A Beginner’s Guide to Poker

Poker is a game of cards that can be played by two or more players. The object of the game is to have the highest ranking five card hand at the end of the round. The player who has the best hand wins the pot, which is the sum of all bets made during the round.

The game of poker can be played in many different variants. However, all poker games share a common core of rules that are centered around betting over a series of rounds until one player has the best poker hand and is declared the winner of the pot. There are also various strategies that can be employed to improve a poker player’s odds of winning the pot.

Bankroll management is an important part of any poker strategy. A poker player should only play games within his or her bankroll limits to avoid running out of money. In addition to managing your bankroll, it is also important to practice good poker etiquette and be aware of the rules of the game.

When playing poker, it is important to observe experienced players and learn how they react to certain situations. This will help you develop your own instincts and make better decisions on the table. It is also a good idea to shuffle the deck several times before each hand to ensure that the cards are mixed well.

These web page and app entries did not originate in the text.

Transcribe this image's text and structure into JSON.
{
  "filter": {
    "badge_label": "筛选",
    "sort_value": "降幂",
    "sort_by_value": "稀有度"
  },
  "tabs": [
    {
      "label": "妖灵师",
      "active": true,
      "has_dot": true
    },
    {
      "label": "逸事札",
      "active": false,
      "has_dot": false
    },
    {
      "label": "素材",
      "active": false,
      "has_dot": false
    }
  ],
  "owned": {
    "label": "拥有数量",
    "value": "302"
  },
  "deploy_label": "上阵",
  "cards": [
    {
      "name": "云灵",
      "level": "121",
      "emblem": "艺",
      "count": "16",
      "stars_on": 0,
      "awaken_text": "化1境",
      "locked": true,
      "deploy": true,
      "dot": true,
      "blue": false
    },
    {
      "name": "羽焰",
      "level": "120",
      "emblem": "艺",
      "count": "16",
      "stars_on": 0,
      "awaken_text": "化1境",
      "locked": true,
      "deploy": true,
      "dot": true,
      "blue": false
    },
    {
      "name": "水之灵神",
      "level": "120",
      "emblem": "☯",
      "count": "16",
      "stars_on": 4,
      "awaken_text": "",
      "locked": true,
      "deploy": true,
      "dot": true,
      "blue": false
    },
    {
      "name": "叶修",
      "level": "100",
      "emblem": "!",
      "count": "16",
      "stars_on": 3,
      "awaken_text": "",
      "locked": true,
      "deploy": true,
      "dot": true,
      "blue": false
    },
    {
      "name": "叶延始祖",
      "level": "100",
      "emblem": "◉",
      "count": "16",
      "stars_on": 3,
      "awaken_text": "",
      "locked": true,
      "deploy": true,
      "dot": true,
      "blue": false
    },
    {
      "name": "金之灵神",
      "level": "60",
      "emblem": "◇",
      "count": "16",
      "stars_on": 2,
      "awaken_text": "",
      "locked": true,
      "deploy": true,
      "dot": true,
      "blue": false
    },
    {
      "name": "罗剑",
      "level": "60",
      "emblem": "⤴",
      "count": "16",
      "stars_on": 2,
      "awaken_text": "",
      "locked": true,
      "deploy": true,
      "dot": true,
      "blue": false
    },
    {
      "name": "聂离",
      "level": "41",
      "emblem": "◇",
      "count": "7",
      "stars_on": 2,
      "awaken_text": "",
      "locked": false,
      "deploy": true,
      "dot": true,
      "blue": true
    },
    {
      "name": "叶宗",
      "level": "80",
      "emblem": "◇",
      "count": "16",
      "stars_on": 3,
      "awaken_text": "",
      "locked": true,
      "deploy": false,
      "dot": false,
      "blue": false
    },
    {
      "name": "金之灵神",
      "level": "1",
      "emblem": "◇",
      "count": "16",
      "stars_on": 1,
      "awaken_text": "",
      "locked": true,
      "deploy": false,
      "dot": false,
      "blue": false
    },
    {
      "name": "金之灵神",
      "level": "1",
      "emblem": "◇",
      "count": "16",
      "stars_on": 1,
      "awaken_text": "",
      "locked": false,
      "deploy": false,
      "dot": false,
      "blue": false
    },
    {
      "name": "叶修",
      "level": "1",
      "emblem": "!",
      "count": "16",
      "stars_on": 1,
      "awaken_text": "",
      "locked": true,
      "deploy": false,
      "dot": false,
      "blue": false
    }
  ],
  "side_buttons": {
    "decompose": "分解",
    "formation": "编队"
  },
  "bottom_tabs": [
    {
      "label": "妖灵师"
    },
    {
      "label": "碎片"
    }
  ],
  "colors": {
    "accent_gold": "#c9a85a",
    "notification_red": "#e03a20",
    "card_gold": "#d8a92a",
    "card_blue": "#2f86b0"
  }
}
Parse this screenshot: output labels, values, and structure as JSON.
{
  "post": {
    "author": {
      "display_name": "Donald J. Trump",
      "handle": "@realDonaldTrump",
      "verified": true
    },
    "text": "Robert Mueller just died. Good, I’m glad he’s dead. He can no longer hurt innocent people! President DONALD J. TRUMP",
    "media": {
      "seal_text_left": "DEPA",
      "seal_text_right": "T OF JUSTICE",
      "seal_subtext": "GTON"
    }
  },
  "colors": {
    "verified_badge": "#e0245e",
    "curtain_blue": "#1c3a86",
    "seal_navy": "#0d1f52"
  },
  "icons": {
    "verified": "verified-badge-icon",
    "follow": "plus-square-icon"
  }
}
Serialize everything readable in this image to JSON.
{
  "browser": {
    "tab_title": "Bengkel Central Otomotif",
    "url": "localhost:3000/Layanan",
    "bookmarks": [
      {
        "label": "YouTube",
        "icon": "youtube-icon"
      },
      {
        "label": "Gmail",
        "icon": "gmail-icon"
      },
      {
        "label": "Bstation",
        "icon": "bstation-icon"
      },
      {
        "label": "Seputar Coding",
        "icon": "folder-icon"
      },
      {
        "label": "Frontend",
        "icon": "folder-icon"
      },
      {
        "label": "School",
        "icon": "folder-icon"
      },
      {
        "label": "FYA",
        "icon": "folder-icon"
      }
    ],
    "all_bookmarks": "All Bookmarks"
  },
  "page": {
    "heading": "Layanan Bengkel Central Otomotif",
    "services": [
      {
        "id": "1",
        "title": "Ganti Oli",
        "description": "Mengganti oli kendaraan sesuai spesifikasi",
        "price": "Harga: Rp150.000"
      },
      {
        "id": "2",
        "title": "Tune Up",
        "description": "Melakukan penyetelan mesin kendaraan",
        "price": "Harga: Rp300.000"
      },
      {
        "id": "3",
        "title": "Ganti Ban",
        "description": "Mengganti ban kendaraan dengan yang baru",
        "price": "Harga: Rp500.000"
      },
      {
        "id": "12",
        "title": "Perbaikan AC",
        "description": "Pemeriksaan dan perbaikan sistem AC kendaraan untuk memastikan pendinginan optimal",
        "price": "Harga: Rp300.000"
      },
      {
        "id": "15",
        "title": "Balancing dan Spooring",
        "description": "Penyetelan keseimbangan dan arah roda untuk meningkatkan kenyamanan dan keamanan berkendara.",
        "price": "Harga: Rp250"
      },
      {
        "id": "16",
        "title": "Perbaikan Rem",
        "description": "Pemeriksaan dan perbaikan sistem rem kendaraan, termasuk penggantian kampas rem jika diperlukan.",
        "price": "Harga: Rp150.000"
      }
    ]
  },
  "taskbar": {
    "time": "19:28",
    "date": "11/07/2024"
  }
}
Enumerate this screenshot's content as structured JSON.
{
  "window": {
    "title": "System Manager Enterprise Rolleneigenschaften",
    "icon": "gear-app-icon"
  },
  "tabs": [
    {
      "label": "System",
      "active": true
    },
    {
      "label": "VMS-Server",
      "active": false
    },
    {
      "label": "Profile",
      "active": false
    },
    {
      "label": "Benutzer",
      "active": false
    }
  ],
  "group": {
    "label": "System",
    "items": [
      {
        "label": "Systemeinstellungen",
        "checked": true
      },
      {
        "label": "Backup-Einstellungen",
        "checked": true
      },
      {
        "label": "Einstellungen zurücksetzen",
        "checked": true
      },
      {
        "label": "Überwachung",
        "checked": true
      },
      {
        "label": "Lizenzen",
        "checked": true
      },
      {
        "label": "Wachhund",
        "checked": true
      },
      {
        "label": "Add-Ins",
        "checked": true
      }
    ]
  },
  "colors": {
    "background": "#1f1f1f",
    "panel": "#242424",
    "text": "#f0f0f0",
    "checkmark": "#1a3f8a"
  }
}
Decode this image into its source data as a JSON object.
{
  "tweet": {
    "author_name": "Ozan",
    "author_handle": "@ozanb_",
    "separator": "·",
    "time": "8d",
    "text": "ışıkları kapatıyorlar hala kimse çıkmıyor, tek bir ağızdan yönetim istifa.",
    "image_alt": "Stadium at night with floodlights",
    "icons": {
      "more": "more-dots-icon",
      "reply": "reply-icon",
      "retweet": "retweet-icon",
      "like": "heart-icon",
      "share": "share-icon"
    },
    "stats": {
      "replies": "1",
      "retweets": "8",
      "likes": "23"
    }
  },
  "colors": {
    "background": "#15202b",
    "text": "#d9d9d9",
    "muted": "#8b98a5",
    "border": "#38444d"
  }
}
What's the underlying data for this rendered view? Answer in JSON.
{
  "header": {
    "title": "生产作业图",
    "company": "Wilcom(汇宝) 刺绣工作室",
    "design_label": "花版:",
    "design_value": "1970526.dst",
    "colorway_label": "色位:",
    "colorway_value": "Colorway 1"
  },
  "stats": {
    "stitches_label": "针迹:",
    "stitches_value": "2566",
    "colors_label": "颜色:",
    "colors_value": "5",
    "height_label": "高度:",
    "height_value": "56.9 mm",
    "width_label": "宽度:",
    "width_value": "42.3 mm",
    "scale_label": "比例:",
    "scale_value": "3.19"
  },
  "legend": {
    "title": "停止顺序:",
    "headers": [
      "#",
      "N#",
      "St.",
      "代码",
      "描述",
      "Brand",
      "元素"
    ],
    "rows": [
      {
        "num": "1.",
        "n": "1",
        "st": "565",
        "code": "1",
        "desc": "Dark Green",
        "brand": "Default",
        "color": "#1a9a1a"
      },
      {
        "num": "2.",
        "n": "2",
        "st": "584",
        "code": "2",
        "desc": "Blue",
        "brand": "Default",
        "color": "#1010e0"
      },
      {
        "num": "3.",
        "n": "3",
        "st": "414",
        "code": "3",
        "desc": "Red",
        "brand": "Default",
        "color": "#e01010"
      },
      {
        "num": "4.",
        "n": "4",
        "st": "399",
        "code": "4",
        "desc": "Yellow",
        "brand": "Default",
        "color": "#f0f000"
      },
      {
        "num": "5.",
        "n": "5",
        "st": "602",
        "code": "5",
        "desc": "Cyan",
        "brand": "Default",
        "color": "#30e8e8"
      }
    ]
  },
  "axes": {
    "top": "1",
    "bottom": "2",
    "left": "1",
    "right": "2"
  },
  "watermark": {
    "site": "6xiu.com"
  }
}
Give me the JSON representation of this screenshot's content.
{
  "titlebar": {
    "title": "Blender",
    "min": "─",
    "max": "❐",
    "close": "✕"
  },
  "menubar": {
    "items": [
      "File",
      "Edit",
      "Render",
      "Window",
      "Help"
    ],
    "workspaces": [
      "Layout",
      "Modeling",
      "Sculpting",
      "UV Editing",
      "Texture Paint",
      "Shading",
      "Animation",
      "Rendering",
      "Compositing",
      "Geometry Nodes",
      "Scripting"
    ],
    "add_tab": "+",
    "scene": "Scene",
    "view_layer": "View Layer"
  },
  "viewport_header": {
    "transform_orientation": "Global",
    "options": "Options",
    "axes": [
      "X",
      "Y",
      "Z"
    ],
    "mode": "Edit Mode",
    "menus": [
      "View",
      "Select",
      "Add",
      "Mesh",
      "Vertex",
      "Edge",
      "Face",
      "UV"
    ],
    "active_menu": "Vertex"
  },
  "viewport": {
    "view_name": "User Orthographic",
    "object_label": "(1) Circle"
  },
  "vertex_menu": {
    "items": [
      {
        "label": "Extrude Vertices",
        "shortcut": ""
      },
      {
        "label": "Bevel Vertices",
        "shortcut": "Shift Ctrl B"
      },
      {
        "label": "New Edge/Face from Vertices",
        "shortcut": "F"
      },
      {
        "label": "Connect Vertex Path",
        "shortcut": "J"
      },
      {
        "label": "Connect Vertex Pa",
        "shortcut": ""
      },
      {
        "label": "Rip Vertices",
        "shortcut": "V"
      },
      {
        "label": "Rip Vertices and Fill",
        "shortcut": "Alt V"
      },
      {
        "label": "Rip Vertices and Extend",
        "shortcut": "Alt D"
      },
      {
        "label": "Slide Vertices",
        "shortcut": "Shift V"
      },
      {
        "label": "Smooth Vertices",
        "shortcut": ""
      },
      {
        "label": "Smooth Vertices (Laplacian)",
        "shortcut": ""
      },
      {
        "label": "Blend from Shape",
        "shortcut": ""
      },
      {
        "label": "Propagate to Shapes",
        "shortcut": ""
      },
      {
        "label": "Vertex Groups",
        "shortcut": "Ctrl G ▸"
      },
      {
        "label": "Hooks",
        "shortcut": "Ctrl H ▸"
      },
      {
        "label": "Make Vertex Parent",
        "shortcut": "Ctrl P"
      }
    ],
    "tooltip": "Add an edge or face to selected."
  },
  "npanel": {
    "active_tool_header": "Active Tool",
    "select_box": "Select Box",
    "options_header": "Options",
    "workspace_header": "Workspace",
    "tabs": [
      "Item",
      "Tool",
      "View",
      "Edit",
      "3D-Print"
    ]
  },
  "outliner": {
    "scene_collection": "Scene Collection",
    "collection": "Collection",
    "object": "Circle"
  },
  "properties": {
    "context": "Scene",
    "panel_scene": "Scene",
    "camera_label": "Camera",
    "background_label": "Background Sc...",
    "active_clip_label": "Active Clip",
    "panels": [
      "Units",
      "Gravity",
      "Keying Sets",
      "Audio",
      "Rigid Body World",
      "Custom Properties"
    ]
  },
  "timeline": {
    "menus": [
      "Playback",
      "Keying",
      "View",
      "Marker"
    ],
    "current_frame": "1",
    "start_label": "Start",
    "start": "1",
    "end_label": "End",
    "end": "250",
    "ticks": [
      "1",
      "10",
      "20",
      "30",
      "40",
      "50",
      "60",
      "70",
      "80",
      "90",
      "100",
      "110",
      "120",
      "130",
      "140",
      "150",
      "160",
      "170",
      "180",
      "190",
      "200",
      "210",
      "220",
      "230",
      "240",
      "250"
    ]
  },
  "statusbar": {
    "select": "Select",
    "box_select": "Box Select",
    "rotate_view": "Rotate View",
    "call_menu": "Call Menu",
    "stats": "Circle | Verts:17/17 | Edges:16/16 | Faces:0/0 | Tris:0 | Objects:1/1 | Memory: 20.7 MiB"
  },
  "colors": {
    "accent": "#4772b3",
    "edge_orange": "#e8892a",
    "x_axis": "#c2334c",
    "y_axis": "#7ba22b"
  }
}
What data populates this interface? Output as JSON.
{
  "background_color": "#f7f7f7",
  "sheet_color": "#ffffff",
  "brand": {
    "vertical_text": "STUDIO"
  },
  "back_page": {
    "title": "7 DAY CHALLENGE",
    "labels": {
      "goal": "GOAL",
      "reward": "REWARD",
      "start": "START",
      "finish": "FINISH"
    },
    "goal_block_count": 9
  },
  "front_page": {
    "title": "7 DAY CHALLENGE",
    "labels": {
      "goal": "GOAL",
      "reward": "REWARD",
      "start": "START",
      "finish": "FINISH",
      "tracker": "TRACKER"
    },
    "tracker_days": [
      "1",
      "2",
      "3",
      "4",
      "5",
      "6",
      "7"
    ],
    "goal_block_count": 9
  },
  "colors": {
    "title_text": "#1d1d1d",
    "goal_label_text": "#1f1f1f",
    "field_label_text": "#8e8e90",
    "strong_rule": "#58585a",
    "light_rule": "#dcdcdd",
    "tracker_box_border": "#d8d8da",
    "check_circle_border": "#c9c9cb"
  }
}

Observe the player’s body language to see whether they are bluffing or have a strong hand. The way a player holds their cards, their facial expressions, and the tone of their voice can all give away clues about the strength of their hand. You should also note how fast they bet and the frequency of their calls. These are all tells that can help you identify a player’s poker hands and play against them accordingly.

Beginners often think about a poker hand in terms of its individual cards. This can be dangerous because you may not realize that your opponent has a range of hands. Using mathematical calculations such as frequencies and EV estimation should become a natural part of your poker game and help you to better assess an opponent’s poker hand.

A basic poker strategy is to bet when you have a strong poker hand and fold when you have a weak one. This can force other players to call your bets and can raise the value of your pot. It is also important to remember that the flop can kill a strong poker hand such as pocket kings or queens.

There are several variations of poker, but the most popular is Texas hold’em. It is played with a standard 52-card deck and has six to eight players in the game. Each player puts up a small amount of chips, known as a buy-in, before each deal. The players then act in turn, putting their chips into the pot according to the rules of the particular game.